## Task details
Across the material below, say how many lines contain the string "true", and add no other words.
** Opening Records to use block **
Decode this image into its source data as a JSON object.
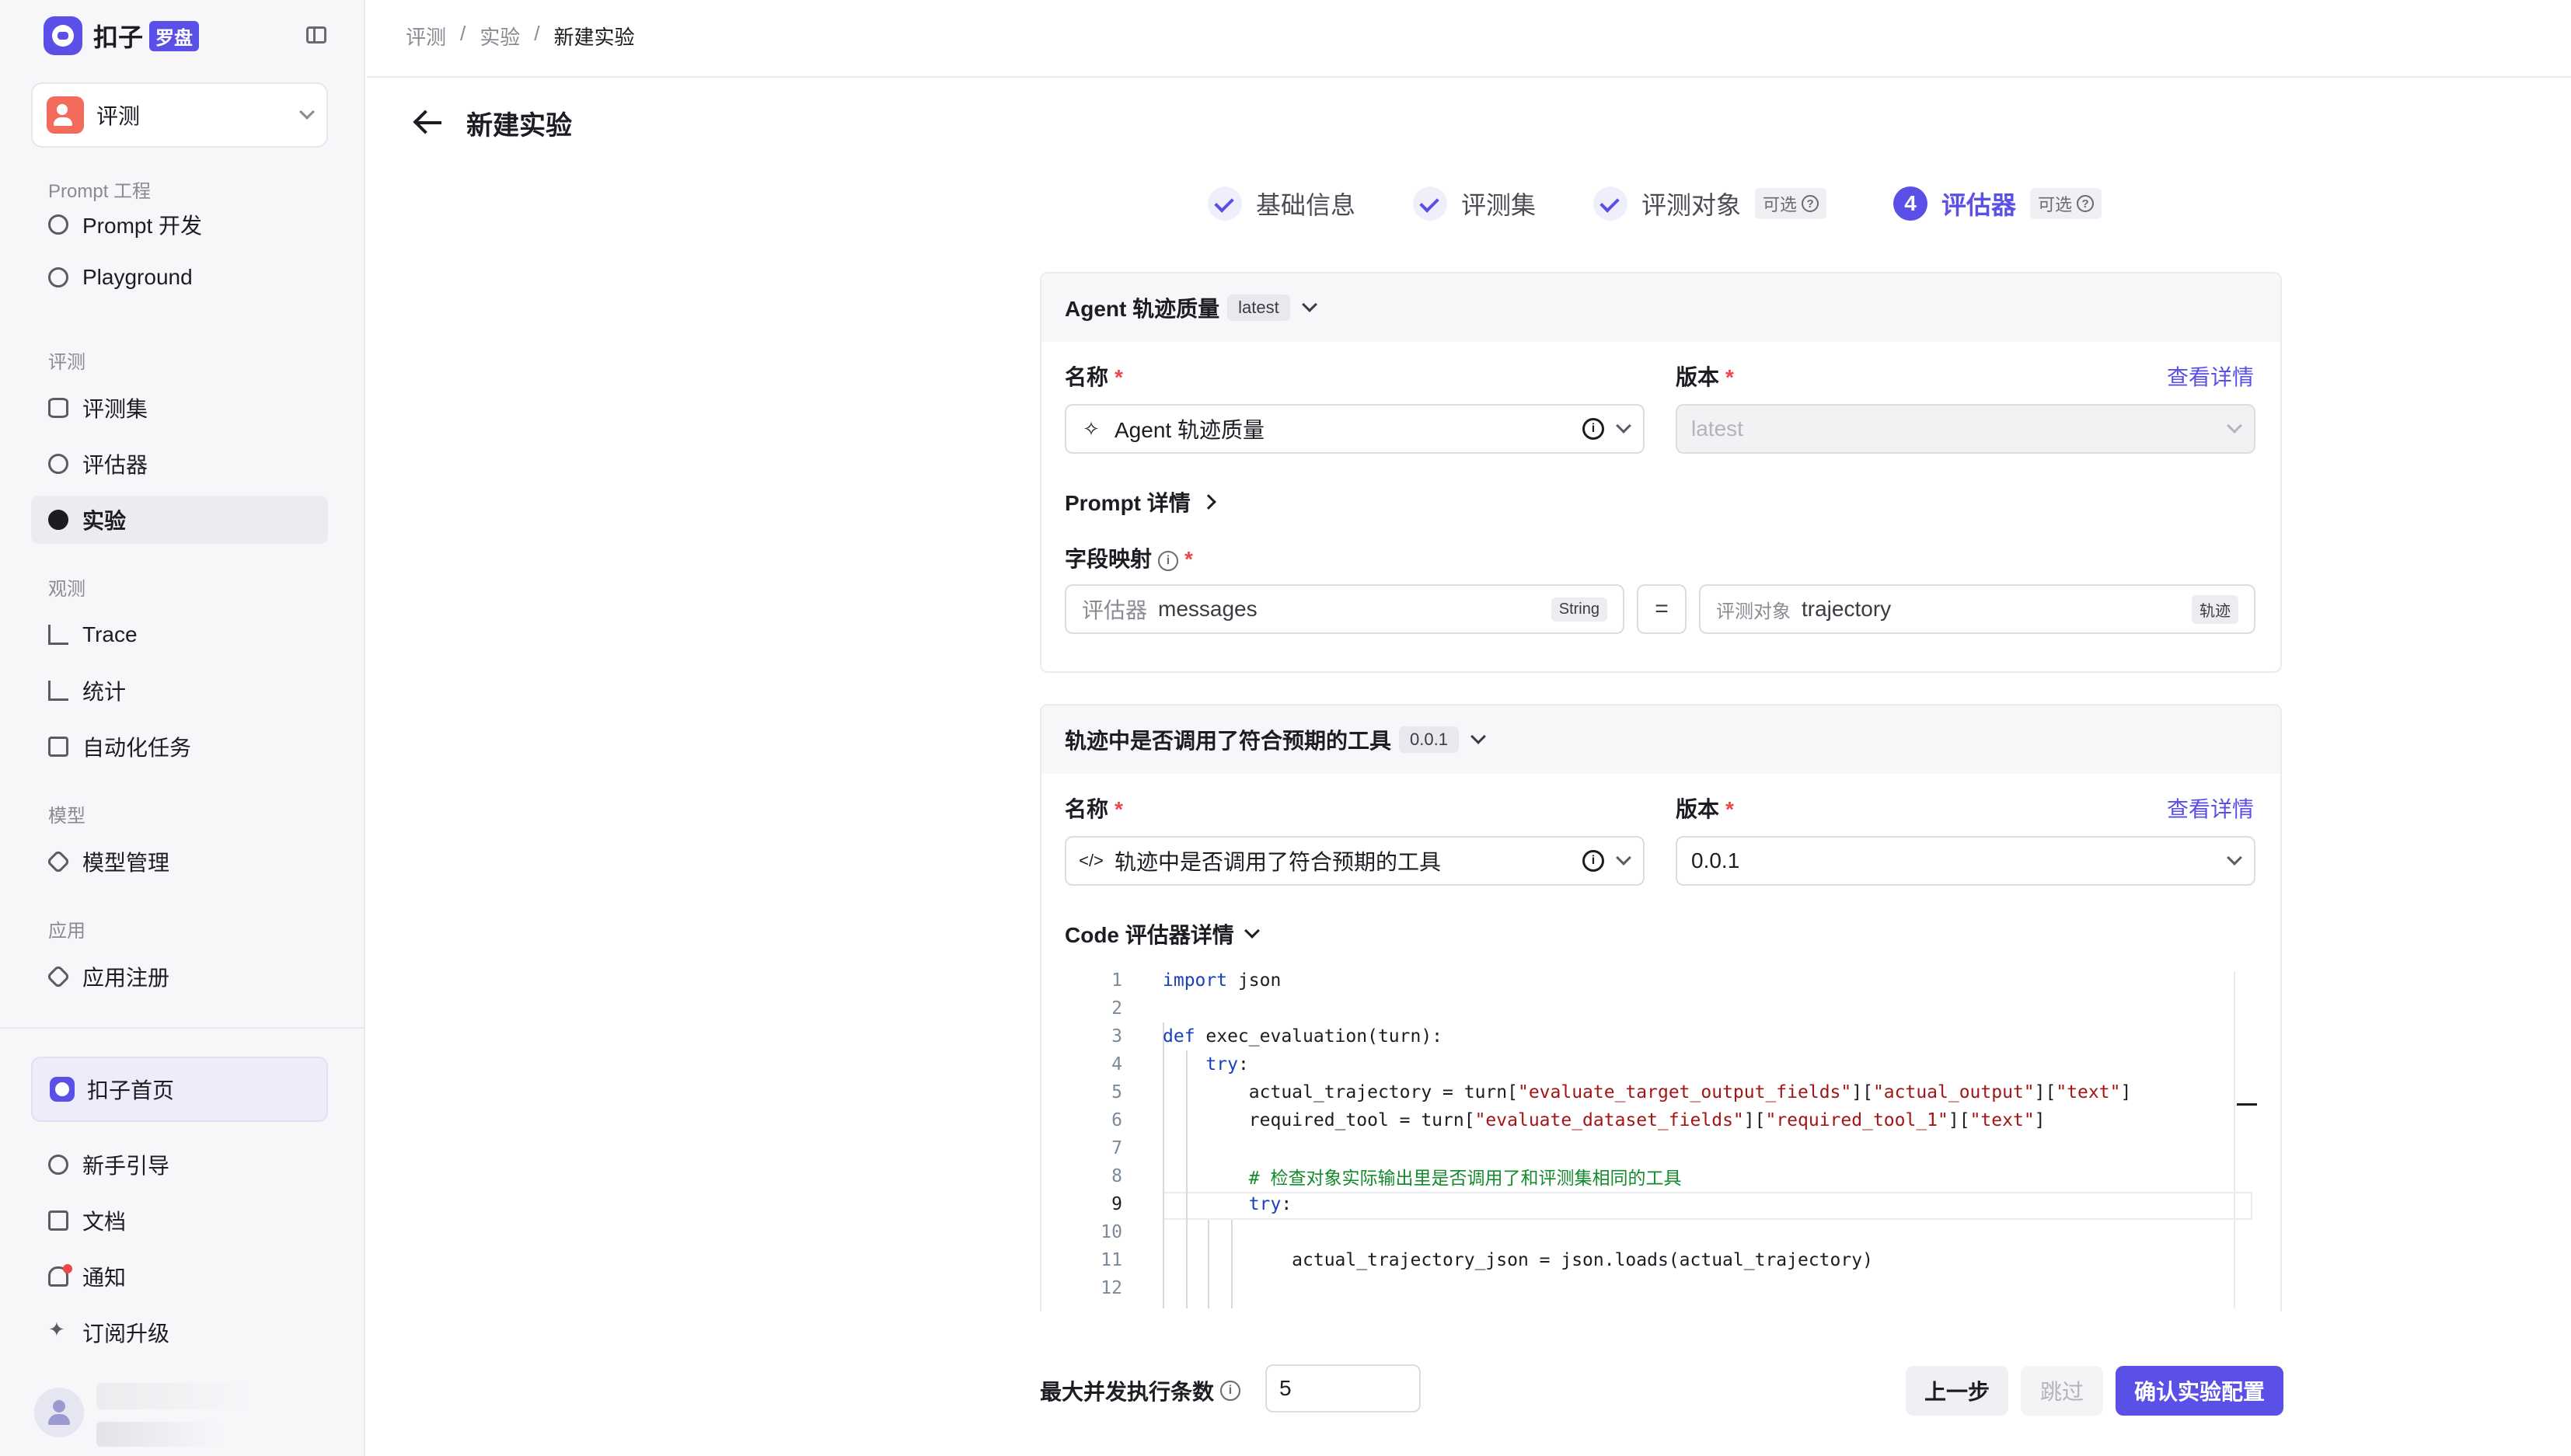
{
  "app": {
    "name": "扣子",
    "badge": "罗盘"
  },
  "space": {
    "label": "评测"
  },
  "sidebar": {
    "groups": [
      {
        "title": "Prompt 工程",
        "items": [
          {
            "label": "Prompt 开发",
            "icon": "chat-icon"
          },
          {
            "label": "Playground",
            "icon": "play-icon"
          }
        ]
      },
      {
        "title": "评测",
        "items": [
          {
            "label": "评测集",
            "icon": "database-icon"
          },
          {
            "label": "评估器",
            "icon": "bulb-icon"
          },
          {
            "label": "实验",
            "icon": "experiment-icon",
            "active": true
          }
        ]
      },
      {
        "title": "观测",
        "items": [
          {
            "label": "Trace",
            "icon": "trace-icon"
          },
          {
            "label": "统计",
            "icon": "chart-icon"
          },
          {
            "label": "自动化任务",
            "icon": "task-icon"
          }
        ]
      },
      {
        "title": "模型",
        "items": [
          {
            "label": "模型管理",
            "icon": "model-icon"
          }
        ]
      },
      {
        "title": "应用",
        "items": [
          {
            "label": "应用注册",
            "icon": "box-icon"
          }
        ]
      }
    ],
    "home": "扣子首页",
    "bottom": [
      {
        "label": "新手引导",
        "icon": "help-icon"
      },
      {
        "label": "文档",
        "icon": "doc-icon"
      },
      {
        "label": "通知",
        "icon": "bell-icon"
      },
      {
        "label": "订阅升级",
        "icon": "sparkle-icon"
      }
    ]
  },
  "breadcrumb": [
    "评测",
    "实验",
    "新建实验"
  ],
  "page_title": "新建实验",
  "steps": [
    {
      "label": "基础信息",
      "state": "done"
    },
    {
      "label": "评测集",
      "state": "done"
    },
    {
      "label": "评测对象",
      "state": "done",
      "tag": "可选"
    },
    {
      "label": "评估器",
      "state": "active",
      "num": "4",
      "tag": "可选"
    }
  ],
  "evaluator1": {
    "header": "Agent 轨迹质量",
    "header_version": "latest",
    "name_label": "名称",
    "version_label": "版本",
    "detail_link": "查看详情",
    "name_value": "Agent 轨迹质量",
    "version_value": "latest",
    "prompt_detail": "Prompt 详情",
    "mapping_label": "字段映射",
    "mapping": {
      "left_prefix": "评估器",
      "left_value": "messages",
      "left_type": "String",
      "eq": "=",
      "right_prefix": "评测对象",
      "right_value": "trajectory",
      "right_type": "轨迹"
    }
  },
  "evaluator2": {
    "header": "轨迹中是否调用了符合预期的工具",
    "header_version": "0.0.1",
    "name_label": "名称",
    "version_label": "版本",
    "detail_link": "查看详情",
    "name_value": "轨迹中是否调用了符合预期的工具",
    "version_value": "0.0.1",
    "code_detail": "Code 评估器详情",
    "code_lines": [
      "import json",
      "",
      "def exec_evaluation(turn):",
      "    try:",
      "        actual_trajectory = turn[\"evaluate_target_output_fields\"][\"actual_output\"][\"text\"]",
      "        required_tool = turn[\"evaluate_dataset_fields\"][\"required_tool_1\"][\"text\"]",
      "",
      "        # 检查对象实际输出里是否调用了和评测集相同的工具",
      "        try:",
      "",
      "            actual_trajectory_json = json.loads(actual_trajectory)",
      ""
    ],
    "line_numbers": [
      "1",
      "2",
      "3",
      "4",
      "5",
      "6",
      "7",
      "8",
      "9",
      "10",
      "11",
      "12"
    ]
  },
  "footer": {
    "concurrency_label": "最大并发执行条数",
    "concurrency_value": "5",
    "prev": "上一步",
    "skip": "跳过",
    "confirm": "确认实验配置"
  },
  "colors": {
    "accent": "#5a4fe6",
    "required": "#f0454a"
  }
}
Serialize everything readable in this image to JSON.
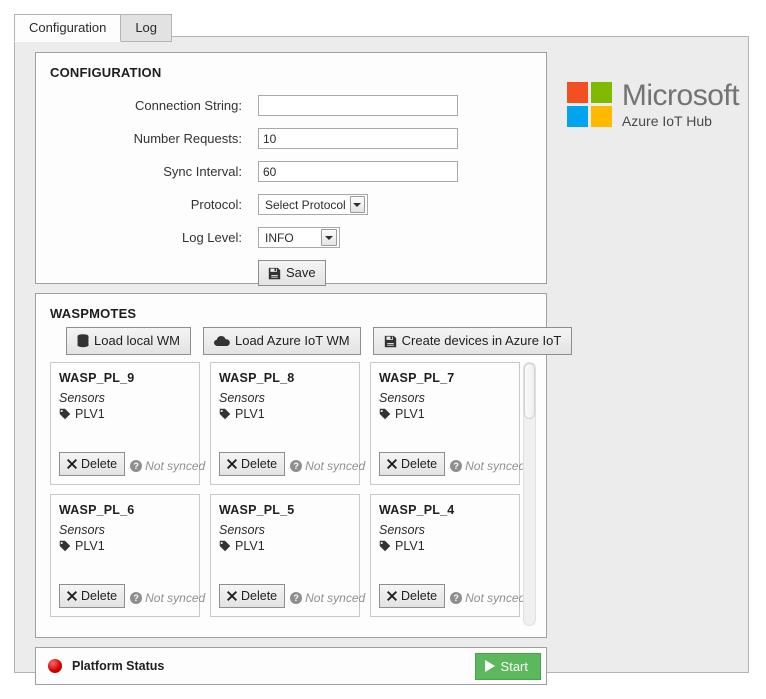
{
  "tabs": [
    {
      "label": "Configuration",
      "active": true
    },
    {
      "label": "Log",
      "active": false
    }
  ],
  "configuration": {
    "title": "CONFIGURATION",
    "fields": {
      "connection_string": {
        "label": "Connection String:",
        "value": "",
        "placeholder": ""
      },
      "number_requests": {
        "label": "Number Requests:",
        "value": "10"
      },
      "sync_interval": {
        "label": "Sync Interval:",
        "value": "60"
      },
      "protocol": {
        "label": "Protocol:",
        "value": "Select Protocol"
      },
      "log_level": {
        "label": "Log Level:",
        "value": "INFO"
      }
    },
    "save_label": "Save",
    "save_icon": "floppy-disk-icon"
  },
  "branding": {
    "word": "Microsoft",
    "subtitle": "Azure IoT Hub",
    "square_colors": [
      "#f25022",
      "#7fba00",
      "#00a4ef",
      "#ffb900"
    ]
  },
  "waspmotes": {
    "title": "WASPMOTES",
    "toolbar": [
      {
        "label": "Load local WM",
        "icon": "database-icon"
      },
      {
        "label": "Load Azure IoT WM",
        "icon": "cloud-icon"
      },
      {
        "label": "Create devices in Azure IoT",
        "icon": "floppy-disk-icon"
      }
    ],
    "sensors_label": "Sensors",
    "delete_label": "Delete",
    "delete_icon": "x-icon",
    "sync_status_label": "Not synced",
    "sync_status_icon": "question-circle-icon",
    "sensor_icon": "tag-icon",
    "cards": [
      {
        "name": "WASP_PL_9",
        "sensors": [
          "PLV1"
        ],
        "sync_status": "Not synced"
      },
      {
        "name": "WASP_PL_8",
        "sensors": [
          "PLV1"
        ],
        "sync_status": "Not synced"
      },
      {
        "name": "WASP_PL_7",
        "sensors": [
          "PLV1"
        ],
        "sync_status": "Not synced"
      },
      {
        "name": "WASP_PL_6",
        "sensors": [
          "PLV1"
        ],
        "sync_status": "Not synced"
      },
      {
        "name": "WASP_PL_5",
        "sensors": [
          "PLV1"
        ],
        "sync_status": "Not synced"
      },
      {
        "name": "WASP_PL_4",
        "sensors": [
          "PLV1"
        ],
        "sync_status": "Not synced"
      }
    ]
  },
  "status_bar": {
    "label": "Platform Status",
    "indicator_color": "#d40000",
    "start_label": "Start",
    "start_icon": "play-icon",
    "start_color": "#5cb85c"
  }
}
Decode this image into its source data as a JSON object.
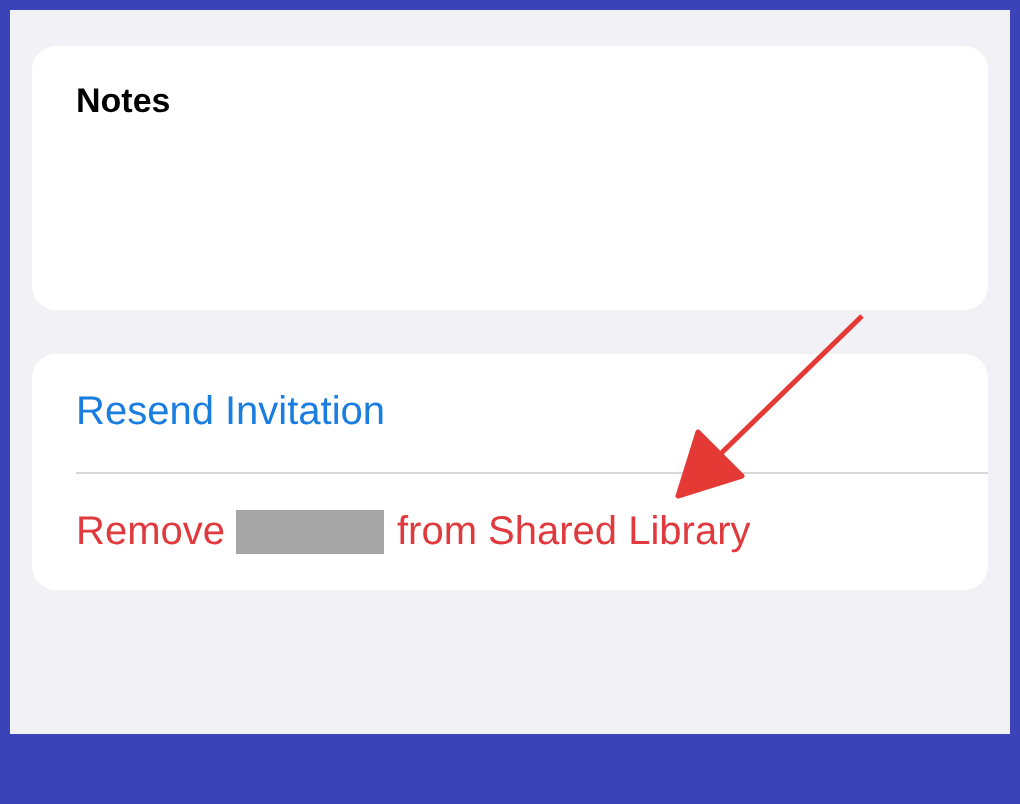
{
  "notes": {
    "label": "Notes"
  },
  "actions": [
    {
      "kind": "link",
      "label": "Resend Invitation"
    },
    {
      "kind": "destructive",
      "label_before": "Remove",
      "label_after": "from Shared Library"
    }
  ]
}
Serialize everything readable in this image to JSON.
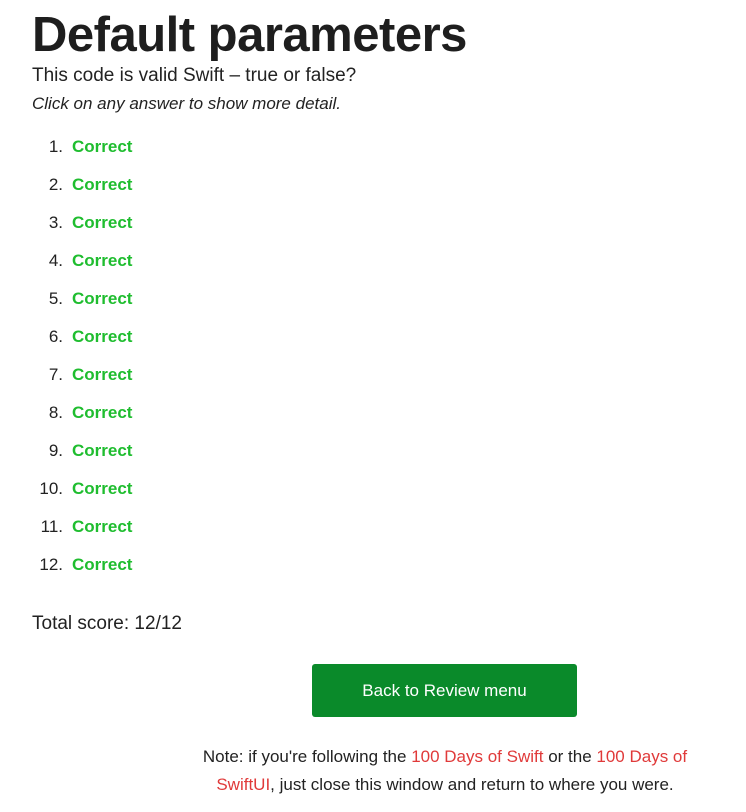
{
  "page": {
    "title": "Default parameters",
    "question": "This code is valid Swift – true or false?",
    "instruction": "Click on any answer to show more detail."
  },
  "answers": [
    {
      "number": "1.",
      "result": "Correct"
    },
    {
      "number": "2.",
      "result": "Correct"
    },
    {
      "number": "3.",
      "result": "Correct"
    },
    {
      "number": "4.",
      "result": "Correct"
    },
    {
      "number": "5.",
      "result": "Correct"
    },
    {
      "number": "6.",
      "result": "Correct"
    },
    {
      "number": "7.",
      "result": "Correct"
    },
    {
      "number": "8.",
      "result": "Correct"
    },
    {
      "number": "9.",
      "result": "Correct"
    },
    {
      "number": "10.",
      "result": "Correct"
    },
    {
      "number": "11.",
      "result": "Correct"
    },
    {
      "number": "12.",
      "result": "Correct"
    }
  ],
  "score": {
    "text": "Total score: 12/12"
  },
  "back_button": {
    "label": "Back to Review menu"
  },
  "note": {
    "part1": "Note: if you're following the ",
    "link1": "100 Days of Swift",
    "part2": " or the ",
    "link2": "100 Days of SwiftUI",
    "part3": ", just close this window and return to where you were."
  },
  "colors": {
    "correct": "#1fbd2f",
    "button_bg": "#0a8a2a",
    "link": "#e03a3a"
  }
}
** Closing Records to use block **
## Reply
3